Click video. A former helicopter pilot has been named as one of the astronauts picked for a five-month mission in space. Major Tim Peake, from Sussex, is Britain's first official astronaut. He'll be flying to the International Space Station in two years' time. Fred reports.
The 41-year-old agreed to show Fred around the European Space Agency's training facility because he was inspired to study science by the presenter's ITV programme 'How' as a child.
In 2010, ITV News Meridian's Fred Dinenage went to meet Major Tim Peake after he completed the first phrase of his training to go into space.
"It was absolutely a dream. For me as a test pilot, to become an astronaut is the absolute pinacle of that career" he told Fred.
"The view of the earth. Everyone says that is the most incredible thing to see".
"Learning Russian has been the toughest thing I have had to do. Your up there by yourself. There is no doctor, no engineer so you need to learn all of these skills".
Britain's first official astronaut Major Tim Peake said he would tweet from space like Chris Hadfield had done in a bid to "try and inspire a generation."
He added that he was "delighted" after being chosen to travel to space.
UK astronaut Tim Peake has been given a date to fly to the International Space Station (ISS).
The date of the mission is yet to be made public but it will not be before 2015.
The European Space Agency (Esa) is to release the details and the date of his mission to fly to the International Space Station (ISS) later today.

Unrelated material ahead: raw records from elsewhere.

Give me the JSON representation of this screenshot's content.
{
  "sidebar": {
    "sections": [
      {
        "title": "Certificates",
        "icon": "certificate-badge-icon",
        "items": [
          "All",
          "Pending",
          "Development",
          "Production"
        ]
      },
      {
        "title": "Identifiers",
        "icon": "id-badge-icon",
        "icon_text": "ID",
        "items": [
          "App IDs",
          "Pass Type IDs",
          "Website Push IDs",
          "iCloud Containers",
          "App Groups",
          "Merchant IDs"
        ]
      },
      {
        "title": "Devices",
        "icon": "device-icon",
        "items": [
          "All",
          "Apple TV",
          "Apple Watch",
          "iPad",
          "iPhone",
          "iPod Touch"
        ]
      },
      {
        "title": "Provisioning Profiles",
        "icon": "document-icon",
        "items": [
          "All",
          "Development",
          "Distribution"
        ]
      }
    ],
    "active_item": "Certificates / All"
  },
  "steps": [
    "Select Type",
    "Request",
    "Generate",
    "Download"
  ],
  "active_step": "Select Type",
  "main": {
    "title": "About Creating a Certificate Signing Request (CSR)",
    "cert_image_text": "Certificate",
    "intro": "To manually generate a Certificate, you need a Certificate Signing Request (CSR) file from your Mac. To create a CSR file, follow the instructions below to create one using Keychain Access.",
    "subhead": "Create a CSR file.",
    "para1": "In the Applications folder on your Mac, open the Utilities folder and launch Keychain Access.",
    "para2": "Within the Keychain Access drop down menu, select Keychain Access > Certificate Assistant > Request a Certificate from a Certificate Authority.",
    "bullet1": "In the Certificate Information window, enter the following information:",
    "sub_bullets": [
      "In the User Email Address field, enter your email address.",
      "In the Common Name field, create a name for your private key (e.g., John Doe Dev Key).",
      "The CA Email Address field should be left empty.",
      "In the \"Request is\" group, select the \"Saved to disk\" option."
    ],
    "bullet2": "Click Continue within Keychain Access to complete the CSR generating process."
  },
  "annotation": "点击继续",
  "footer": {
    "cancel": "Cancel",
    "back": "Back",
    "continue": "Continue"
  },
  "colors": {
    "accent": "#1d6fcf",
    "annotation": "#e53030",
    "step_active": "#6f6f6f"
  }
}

Peake has been in training for an expedition to the ISS since 2009, and will fly aboard a Soyuz rocket from Baikonur in Kazakhstan.
He was a major and a helicopter pilot in the British Army Air Corps.

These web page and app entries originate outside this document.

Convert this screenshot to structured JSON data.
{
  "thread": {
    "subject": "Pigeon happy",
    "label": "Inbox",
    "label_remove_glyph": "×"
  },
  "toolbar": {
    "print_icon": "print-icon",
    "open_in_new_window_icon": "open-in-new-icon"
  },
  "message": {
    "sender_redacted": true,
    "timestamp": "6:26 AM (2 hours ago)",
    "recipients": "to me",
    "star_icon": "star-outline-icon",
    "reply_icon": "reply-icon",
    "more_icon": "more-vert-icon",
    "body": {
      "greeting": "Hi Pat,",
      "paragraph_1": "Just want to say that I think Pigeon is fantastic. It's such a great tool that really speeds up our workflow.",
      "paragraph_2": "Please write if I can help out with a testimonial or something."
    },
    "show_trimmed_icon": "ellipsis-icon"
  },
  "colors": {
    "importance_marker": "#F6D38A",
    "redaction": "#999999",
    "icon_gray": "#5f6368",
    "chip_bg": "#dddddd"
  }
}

Once in orbit Peake will help to maintain the 27,000km/h platform and carry out science experiments in Esa's Columbus laboratory module